Recently I was sitting at an alpine tarn with a wise friend celebrating my birthday when she reflected back to me that indeed, it can be hard to let go of outdated dreams. That phrase hit me like a train.
Exactly! That’s what was going on!
I was trying to live a dream that no longer applied to who I had evolved into.
I was resisting this new desire because instead of seeing that I evolved into a new person, I thought I was de-volving into a more …boring person.
Nothing could be further from the truth.
Me trying to live an outdated dream had me feeling incomplete and stressed.

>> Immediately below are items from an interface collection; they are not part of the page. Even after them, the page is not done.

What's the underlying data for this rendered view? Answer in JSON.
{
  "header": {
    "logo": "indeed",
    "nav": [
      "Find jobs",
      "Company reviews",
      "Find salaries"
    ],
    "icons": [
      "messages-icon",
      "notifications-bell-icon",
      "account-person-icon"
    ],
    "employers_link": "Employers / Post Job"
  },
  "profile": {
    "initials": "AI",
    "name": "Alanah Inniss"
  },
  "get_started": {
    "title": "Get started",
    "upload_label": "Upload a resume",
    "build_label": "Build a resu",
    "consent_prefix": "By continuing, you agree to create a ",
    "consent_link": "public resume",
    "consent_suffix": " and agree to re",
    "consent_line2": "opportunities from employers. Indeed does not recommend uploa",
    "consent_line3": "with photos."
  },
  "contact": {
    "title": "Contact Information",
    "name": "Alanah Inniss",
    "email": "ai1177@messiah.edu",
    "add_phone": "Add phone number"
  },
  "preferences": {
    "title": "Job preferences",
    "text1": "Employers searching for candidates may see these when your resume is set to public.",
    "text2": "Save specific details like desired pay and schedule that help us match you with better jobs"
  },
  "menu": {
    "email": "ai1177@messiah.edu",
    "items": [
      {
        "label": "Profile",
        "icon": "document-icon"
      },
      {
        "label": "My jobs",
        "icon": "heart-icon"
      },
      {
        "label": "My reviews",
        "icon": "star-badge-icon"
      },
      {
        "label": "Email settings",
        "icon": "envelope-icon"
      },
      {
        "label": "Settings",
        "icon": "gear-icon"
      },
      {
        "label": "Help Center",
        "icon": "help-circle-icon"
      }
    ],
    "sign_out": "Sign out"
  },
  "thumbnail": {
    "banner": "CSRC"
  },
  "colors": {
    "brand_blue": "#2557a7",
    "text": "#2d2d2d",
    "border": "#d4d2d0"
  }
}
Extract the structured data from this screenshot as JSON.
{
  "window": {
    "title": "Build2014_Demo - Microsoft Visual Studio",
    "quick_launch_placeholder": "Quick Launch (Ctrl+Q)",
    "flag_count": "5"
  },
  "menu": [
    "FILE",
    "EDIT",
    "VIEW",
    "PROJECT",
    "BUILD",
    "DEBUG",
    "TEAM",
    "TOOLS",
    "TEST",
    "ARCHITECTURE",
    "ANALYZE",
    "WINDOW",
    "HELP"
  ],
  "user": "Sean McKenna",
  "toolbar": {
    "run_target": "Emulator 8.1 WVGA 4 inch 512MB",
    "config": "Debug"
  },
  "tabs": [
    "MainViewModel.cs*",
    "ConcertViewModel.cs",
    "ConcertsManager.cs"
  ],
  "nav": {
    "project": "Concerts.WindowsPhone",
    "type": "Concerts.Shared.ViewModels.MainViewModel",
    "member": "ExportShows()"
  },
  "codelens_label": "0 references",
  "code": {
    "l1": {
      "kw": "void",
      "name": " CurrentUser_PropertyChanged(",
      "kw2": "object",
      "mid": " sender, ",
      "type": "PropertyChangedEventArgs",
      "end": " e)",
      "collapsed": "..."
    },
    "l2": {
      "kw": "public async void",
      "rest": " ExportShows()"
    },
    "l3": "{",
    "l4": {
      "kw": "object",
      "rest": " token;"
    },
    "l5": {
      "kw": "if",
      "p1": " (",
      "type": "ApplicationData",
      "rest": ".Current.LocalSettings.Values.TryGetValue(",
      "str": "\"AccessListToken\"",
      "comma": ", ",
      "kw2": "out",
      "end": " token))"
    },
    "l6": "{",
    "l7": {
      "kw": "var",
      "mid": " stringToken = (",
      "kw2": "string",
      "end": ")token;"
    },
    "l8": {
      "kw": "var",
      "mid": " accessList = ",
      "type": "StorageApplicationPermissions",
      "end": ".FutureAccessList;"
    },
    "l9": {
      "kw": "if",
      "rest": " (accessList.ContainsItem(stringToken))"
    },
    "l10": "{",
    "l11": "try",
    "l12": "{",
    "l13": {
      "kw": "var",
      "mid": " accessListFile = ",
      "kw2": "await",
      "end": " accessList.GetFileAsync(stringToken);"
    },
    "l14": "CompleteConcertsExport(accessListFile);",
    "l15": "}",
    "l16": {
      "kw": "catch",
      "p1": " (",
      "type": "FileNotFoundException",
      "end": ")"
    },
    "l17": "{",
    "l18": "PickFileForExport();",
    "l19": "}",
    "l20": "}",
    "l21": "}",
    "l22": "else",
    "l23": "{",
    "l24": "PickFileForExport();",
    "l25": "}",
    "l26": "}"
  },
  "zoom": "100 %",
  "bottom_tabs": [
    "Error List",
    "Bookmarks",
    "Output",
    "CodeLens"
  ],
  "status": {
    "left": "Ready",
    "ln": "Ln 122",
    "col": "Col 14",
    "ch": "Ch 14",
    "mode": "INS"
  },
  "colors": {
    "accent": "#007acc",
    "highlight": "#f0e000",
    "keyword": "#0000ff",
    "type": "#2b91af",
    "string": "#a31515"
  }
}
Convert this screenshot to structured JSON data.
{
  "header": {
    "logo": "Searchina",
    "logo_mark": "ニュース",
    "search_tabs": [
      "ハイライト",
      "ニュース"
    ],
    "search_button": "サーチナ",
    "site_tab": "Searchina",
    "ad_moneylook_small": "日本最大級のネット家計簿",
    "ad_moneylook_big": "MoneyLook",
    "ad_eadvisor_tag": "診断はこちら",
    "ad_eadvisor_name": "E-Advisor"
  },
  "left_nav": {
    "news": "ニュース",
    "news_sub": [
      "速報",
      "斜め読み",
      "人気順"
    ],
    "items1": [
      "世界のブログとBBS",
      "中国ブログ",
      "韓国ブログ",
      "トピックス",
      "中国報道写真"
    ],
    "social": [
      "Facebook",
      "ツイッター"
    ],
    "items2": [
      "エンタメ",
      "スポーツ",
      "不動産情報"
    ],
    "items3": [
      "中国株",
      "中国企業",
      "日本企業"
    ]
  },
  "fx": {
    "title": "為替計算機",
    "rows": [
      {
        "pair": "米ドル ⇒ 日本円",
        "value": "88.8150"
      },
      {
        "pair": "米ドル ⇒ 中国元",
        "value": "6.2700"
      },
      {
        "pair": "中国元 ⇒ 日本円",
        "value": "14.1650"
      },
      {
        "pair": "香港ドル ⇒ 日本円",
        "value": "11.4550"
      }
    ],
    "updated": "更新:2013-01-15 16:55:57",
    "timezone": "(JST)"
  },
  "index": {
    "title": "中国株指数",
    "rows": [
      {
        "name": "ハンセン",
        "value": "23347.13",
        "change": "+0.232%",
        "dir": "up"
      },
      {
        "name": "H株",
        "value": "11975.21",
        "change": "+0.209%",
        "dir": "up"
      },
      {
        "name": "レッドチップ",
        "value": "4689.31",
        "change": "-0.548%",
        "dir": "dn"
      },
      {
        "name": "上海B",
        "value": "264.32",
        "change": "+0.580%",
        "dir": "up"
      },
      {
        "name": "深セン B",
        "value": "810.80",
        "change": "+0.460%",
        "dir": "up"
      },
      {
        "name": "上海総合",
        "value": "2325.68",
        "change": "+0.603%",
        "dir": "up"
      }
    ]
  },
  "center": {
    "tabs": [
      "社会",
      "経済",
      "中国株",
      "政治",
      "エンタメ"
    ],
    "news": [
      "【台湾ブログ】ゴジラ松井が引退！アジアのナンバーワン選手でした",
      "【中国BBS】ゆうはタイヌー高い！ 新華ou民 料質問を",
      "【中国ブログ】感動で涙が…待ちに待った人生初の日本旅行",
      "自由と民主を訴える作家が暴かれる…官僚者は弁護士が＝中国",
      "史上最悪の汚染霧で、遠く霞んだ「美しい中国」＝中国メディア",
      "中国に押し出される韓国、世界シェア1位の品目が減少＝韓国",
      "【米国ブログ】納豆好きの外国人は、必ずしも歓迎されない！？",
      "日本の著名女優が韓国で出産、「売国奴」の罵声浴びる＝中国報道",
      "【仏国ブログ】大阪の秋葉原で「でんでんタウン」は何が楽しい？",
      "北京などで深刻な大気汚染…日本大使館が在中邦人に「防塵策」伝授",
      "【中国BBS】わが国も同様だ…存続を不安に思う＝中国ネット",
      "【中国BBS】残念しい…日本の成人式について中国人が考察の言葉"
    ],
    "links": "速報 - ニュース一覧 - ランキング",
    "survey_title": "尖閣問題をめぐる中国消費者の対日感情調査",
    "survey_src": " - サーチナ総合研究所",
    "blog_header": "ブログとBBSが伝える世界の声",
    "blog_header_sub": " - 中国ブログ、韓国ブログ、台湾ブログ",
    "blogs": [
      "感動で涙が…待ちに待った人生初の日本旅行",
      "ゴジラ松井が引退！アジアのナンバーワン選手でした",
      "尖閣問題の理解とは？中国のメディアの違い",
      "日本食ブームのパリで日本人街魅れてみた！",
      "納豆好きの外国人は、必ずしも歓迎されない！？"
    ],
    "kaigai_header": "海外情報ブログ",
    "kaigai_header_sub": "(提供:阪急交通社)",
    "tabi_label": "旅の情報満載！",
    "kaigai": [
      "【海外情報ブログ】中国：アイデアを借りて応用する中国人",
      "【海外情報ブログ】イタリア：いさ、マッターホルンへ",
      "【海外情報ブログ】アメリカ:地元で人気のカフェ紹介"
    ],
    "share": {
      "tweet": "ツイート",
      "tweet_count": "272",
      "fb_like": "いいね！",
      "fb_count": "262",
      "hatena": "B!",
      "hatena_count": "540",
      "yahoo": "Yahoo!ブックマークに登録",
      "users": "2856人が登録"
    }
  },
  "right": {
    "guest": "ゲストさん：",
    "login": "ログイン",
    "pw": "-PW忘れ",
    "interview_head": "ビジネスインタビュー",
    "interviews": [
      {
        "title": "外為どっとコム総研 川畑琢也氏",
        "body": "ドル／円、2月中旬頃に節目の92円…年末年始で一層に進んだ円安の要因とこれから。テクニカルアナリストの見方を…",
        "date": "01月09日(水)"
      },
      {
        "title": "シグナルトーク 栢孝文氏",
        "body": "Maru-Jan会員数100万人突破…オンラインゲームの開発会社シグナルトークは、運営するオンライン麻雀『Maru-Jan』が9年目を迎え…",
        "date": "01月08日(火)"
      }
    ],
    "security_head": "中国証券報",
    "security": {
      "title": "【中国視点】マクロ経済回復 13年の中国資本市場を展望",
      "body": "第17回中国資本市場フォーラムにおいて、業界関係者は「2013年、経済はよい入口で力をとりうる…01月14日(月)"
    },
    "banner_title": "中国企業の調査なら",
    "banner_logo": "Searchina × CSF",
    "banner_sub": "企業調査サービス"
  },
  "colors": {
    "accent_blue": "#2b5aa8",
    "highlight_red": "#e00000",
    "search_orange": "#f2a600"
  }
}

Embracing my new dreams – adventures with friends and being totally unplugged on those adventures so I could be fully present the entire time – has me feeling excited and passionate about my travel again.
I’ve got a road trip planned in Mama Bear this November, and I’m going to leave her with some friends in New Mexico and drive her to my slice of heaven in Baja come Spring. I’m going to head to Asia or Africa or South America next year and plan to meet up with friends and stay for less time so I don’t need to be plugged in at all while there. I’m going to be so much more relaxed on those trips and just allow myself to savor every moment.
I am so fucking psyched.
What dream are you holding onto that you’ve outgrown?
Are you telling yourself you “should” hold onto it because you’d be failing if you let it go?
Could it be that instead, you have evolved into a new version of yourself with different needs and different dreams that are just as valid and perhaps even more thrilling?
Try to see what happens when you let go of that outdated dream and live into new ones. What happens when you honor yourself and what you want…now?